“Trying to find someone who is wanting the same things you … they have misconstrued ideas of BDSM or they are just terrified of it, so if I say ‘hey, I’m kinda into bondage, dominance, sadism and masochism (BDSM),’ they are like, ‘ahhhh you sure about that?,’” said Brittany Boord, K.I.N.K president.

Once communication comes into play, the next relationship step is consent.

“It doesn’t matter what you are into as long as both people consent and are being safe about it,” said Maurer.

Consent is one of the most important things in a relationship, said Smith, and because the kinks can take sexual relations to another level, all people involved in kink sex must be consensual and respect safe words.

Not only does Smith recognize the importance of consent in sexual relations, Ace also agrees.

“Just because someone is old enough to consent doesn’t mean they can consent to BDSM,” Ace said.

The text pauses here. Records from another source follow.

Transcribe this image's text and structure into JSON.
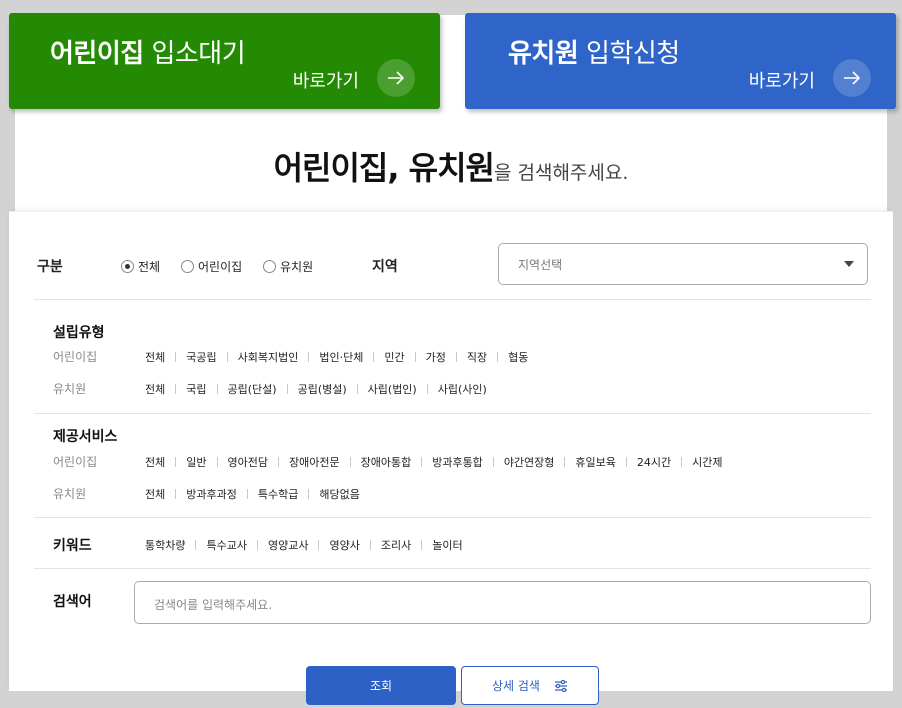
{
  "banners": {
    "daycare": {
      "title_bold": "어린이집",
      "title_light": "입소대기",
      "go_label": "바로가기"
    },
    "kindergarten": {
      "title_bold": "유치원",
      "title_light": "입학신청",
      "go_label": "바로가기"
    }
  },
  "headline": {
    "strong": "어린이집, 유치원",
    "rest": "을 검색해주세요."
  },
  "category": {
    "label": "구분",
    "options": [
      "전체",
      "어린이집",
      "유치원"
    ],
    "selected": "전체"
  },
  "region": {
    "label": "지역",
    "placeholder": "지역선택"
  },
  "establishment": {
    "title": "설립유형",
    "daycare_label": "어린이집",
    "daycare_items": [
      "전체",
      "국공립",
      "사회복지법인",
      "법인·단체",
      "민간",
      "가정",
      "직장",
      "협동"
    ],
    "kindergarten_label": "유치원",
    "kindergarten_items": [
      "전체",
      "국립",
      "공립(단설)",
      "공립(병설)",
      "사립(법인)",
      "사립(사인)"
    ]
  },
  "services": {
    "title": "제공서비스",
    "daycare_label": "어린이집",
    "daycare_items": [
      "전체",
      "일반",
      "영아전담",
      "장애아전문",
      "장애아통합",
      "방과후통합",
      "야간연장형",
      "휴일보육",
      "24시간",
      "시간제"
    ],
    "kindergarten_label": "유치원",
    "kindergarten_items": [
      "전체",
      "방과후과정",
      "특수학급",
      "해당없음"
    ]
  },
  "keyword": {
    "title": "키워드",
    "items": [
      "통학차량",
      "특수교사",
      "영양교사",
      "영양사",
      "조리사",
      "놀이터"
    ]
  },
  "search": {
    "label": "검색어",
    "placeholder": "검색어를 입력해주세요."
  },
  "buttons": {
    "submit": "조회",
    "advanced": "상세 검색"
  },
  "colors": {
    "green": "#248a04",
    "blue": "#2f64c8"
  }
}
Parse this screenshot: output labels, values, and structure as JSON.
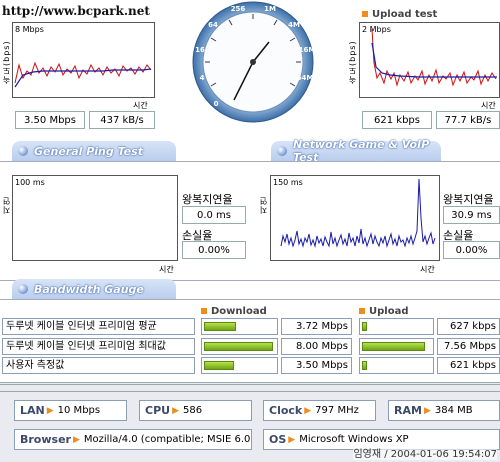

“Because of ‘50 Shades (of Grey)’, people tend to get a misrepresentation of kink from that because it is a horrible representation. That relationship is very much not consensual,” Smith said.

Unfortunately, a lot of stigma surrounds the K.I.N.K. Kent State organization, members said.

“A lot of people when they first hear about us think we’re a joke, like ‘oh K.I.N.K. Kent State that’s funny haha’ or they think we have orgies on the weekdays, and that’s not what we are,” Boord said. “We are PG-13 because we are sponsored by the school. People think we are tying people down on the tables and doing other stuff like that but we don’t. We have PowerPoints and discuss our experiences (and) ask questions.”

Even with all the stigma, some members want to remind people that they are just like everyone else.

“We are not as scary and hardcore as we seem,” Boord said. “Most of us are just soft people who want to make friends and want to explore and learn about this part of life that no one talks about but are into.”

Kody Elsayed covers relationships. Contact him at [email protected]